** Aim of the task **
Exact copies of all the records below should be returned.

[Data entries]
::::::
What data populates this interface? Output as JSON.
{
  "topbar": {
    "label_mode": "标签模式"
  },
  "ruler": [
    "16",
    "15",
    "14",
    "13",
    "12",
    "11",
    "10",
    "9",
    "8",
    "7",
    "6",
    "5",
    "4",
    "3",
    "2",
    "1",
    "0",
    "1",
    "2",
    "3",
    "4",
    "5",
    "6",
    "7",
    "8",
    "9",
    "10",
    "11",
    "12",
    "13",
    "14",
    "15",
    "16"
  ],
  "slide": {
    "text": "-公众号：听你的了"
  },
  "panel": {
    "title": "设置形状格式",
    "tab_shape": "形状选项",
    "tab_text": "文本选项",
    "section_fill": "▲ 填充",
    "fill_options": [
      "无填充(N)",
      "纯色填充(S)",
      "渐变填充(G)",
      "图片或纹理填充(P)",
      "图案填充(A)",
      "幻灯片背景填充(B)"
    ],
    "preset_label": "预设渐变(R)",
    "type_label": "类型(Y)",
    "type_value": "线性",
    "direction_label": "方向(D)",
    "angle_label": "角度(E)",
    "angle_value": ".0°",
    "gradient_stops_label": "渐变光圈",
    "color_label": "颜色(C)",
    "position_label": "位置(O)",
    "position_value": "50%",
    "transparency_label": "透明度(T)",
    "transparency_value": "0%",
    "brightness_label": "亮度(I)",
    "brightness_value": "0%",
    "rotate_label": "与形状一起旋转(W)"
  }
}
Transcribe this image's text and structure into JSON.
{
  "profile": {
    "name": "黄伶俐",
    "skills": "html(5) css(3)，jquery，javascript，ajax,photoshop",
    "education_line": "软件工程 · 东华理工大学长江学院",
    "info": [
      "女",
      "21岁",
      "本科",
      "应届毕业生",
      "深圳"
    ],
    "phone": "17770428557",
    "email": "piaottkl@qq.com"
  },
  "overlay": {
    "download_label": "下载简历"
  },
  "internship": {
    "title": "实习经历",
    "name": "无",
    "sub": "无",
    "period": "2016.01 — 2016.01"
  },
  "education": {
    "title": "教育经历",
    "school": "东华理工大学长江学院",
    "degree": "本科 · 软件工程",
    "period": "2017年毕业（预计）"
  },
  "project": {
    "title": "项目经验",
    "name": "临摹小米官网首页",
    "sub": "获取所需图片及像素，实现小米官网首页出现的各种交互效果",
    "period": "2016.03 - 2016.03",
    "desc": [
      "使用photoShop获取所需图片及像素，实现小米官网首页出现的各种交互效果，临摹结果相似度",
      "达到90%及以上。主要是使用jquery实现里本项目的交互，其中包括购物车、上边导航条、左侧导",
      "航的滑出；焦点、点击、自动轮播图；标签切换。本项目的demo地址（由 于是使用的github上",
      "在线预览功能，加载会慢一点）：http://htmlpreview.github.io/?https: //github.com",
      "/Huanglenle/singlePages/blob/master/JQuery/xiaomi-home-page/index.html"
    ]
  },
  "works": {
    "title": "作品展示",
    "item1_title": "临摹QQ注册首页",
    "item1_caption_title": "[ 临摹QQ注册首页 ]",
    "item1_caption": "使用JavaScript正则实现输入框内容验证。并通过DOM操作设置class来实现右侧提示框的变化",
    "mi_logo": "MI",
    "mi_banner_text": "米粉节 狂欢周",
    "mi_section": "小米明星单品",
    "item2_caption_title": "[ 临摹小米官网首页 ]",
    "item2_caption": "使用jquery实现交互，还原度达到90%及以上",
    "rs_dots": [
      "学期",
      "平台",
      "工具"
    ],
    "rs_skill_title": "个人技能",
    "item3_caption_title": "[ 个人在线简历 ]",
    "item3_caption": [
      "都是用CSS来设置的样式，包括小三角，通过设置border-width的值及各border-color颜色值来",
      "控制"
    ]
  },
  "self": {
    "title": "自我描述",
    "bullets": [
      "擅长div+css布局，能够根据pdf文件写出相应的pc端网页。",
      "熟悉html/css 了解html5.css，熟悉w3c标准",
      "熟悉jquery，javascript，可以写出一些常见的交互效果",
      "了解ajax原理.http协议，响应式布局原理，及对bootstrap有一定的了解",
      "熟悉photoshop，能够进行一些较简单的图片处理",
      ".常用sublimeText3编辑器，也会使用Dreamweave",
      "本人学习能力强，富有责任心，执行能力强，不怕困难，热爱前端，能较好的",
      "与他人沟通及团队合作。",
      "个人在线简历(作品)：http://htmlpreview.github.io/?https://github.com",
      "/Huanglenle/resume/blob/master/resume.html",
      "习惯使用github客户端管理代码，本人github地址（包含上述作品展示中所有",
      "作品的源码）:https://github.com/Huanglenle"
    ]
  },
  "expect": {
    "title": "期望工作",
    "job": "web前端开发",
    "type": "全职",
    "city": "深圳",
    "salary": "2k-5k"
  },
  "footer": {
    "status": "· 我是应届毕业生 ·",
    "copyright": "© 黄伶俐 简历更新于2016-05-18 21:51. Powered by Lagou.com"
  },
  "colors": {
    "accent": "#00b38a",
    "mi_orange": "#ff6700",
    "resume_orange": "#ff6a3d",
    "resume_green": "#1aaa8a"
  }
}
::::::
** Written reply **
What data populates this interface? Output as JSON.
{
  "topbar": {
    "label_mode": "标签模式"
  },
  "ruler": [
    "16",
    "15",
    "14",
    "13",
    "12",
    "11",
    "10",
    "9",
    "8",
    "7",
    "6",
    "5",
    "4",
    "3",
    "2",
    "1",
    "0",
    "1",
    "2",
    "3",
    "4",
    "5",
    "6",
    "7",
    "8",
    "9",
    "10",
    "11",
    "12",
    "13",
    "14",
    "15",
    "16"
  ],
  "slide": {
    "text": "-公众号：听你的了"
  },
  "panel": {
    "title": "设置形状格式",
    "tab_shape": "形状选项",
    "tab_text": "文本选项",
    "section_fill": "▲ 填充",
    "fill_options": [
      "无填充(N)",
      "纯色填充(S)",
      "渐变填充(G)",
      "图片或纹理填充(P)",
      "图案填充(A)",
      "幻灯片背景填充(B)"
    ],
    "preset_label": "预设渐变(R)",
    "type_label": "类型(Y)",
    "type_value": "线性",
    "direction_label": "方向(D)",
    "angle_label": "角度(E)",
    "angle_value": ".0°",
    "gradient_stops_label": "渐变光圈",
    "color_label": "颜色(C)",
    "position_label": "位置(O)",
    "position_value": "50%",
    "transparency_label": "透明度(T)",
    "transparency_value": "0%",
    "brightness_label": "亮度(I)",
    "brightness_value": "0%",
    "rotate_label": "与形状一起旋转(W)"
  }
}
Transcribe this image's text and structure into JSON.
{
  "profile": {
    "name": "黄伶俐",
    "skills": "html(5) css(3)，jquery，javascript，ajax,photoshop",
    "education_line": "软件工程 · 东华理工大学长江学院",
    "info": [
      "女",
      "21岁",
      "本科",
      "应届毕业生",
      "深圳"
    ],
    "phone": "17770428557",
    "email": "piaottkl@qq.com"
  },
  "overlay": {
    "download_label": "下载简历"
  },
  "internship": {
    "title": "实习经历",
    "name": "无",
    "sub": "无",
    "period": "2016.01 — 2016.01"
  },
  "education": {
    "title": "教育经历",
    "school": "东华理工大学长江学院",
    "degree": "本科 · 软件工程",
    "period": "2017年毕业（预计）"
  },
  "project": {
    "title": "项目经验",
    "name": "临摹小米官网首页",
    "sub": "获取所需图片及像素，实现小米官网首页出现的各种交互效果",
    "period": "2016.03 - 2016.03",
    "desc": [
      "使用photoShop获取所需图片及像素，实现小米官网首页出现的各种交互效果，临摹结果相似度",
      "达到90%及以上。主要是使用jquery实现里本项目的交互，其中包括购物车、上边导航条、左侧导",
      "航的滑出；焦点、点击、自动轮播图；标签切换。本项目的demo地址（由 于是使用的github上",
      "在线预览功能，加载会慢一点）：http://htmlpreview.github.io/?https: //github.com",
      "/Huanglenle/singlePages/blob/master/JQuery/xiaomi-home-page/index.html"
    ]
  },
  "works": {
    "title": "作品展示",
    "item1_title": "临摹QQ注册首页",
    "item1_caption_title": "[ 临摹QQ注册首页 ]",
    "item1_caption": "使用JavaScript正则实现输入框内容验证。并通过DOM操作设置class来实现右侧提示框的变化",
    "mi_logo": "MI",
    "mi_banner_text": "米粉节 狂欢周",
    "mi_section": "小米明星单品",
    "item2_caption_title": "[ 临摹小米官网首页 ]",
    "item2_caption": "使用jquery实现交互，还原度达到90%及以上",
    "rs_dots": [
      "学期",
      "平台",
      "工具"
    ],
    "rs_skill_title": "个人技能",
    "item3_caption_title": "[ 个人在线简历 ]",
    "item3_caption": [
      "都是用CSS来设置的样式，包括小三角，通过设置border-width的值及各border-color颜色值来",
      "控制"
    ]
  },
  "self": {
    "title": "自我描述",
    "bullets": [
      "擅长div+css布局，能够根据pdf文件写出相应的pc端网页。",
      "熟悉html/css 了解html5.css，熟悉w3c标准",
      "熟悉jquery，javascript，可以写出一些常见的交互效果",
      "了解ajax原理.http协议，响应式布局原理，及对bootstrap有一定的了解",
      "熟悉photoshop，能够进行一些较简单的图片处理",
      ".常用sublimeText3编辑器，也会使用Dreamweave",
      "本人学习能力强，富有责任心，执行能力强，不怕困难，热爱前端，能较好的",
      "与他人沟通及团队合作。",
      "个人在线简历(作品)：http://htmlpreview.github.io/?https://github.com",
      "/Huanglenle/resume/blob/master/resume.html",
      "习惯使用github客户端管理代码，本人github地址（包含上述作品展示中所有",
      "作品的源码）:https://github.com/Huanglenle"
    ]
  },
  "expect": {
    "title": "期望工作",
    "job": "web前端开发",
    "type": "全职",
    "city": "深圳",
    "salary": "2k-5k"
  },
  "footer": {
    "status": "· 我是应届毕业生 ·",
    "copyright": "© 黄伶俐 简历更新于2016-05-18 21:51. Powered by Lagou.com"
  },
  "colors": {
    "accent": "#00b38a",
    "mi_orange": "#ff6700",
    "resume_orange": "#ff6a3d",
    "resume_green": "#1aaa8a"
  }
}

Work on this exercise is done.